Close to 52 percent of C-suite leaders in India cited the ‘lack of available talent’ as the most difficult issue faced when it came to attracting talent. However, Indian firms have a plan in place to overcome this talent shortage by building contingency plans for a short term (between 1 to 3 years) when compared to the rest of the markets which makes the system resilient to face any form of shortage in the short to mid-term period. At the same time, 68 percent of top executives recognised that the contingent workforce gave them ‘access to specialist skills and expertise that lie outside of the organisation’.

Besides traditional permanent work arrangements, flexible work arrangements are commonplace. Project-based assignments are gaining popularity in the developing countries and almost 71 percent of them in India expect to maintain or increase their percentage of contingent workers in the next two years.  

Over the past few years, KellyOCG has seen businesses in the region expanding their use of the contingent workforce and leveraging this talent pool more strategically. Many companies are now looking beyond filling immediate talent shortages and have started to recognise the contingent workforce as an integral part of a more holistic workforce structure.

With the emergence of new technologies, talent strategies today have evolved, the study found. Workforce analytics tools enable businesses to determine the optimal talent mix that they require for their immediate and future business goals.

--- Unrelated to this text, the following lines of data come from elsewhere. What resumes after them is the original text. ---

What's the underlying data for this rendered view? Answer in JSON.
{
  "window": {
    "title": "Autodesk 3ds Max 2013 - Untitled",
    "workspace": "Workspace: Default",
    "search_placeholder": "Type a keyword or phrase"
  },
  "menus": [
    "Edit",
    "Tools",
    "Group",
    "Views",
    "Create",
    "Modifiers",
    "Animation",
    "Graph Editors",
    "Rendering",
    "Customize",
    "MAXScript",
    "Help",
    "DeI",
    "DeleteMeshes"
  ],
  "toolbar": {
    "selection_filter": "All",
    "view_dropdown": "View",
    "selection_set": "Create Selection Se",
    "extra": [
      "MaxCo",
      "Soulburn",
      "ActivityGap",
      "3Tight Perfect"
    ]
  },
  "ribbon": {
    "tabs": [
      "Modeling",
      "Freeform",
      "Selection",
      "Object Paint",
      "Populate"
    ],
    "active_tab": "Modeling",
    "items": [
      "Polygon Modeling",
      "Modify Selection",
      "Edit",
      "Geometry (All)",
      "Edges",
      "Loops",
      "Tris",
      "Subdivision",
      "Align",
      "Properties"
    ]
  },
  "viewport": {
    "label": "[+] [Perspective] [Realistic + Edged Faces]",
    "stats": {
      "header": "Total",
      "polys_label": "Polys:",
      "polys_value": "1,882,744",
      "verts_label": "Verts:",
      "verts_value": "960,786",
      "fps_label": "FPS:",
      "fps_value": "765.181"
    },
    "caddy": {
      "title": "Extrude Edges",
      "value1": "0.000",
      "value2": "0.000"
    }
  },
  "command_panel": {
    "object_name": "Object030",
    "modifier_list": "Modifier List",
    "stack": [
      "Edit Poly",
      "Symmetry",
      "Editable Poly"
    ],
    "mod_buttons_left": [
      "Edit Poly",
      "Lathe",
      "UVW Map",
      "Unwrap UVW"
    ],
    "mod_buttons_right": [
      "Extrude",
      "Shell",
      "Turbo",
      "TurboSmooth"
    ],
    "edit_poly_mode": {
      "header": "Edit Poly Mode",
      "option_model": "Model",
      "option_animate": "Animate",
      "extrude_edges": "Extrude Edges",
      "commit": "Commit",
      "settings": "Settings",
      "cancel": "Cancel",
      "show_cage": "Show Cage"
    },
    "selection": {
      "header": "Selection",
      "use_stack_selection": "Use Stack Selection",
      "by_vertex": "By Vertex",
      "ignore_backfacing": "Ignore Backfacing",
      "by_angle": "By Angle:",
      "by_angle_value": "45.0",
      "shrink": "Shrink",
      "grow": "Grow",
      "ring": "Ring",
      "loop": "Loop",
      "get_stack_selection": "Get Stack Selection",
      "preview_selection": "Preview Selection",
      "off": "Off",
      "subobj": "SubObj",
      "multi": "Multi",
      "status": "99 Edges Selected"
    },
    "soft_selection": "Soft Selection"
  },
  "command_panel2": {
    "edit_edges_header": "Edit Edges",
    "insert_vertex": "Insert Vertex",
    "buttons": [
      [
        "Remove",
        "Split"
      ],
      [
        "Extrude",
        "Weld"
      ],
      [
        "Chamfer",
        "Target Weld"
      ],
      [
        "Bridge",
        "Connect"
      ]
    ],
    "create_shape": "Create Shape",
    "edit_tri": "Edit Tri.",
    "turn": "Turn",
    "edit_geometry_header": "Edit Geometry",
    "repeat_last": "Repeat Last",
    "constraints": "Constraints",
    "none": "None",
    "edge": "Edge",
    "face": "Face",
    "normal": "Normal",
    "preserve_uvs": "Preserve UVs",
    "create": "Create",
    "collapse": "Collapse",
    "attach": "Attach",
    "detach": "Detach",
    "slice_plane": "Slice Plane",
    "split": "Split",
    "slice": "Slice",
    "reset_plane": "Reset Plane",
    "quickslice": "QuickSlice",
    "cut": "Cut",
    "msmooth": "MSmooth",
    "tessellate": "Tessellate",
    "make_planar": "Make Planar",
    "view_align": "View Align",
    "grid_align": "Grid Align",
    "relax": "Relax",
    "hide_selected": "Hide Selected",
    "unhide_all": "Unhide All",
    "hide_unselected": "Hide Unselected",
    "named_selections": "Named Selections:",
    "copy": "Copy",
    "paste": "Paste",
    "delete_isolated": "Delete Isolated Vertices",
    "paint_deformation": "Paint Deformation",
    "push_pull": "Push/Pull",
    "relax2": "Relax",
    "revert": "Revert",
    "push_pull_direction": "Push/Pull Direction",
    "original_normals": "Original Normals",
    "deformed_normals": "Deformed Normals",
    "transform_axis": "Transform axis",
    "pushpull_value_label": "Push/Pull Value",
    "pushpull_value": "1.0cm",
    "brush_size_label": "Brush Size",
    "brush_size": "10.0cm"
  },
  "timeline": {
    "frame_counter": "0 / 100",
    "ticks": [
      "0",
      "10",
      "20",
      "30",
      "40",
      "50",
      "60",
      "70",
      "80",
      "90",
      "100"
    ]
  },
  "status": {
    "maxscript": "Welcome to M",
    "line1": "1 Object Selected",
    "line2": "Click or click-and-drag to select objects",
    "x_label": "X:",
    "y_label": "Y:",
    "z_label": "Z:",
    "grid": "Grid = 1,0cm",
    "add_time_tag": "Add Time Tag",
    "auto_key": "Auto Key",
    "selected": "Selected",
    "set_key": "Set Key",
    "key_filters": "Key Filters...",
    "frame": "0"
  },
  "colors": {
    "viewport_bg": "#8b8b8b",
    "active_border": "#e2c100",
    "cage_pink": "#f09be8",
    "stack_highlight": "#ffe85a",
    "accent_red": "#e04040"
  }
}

Businesses need to look beyond traditional HR training and development and tap into workforce data and insights to determine a holistic workforce management approach. By doing so, they will be able to identify the right talents at the right time and for the right value. This will ensure that their workforce is future-proof and ready to tackle the challenges ahead, the report concluded.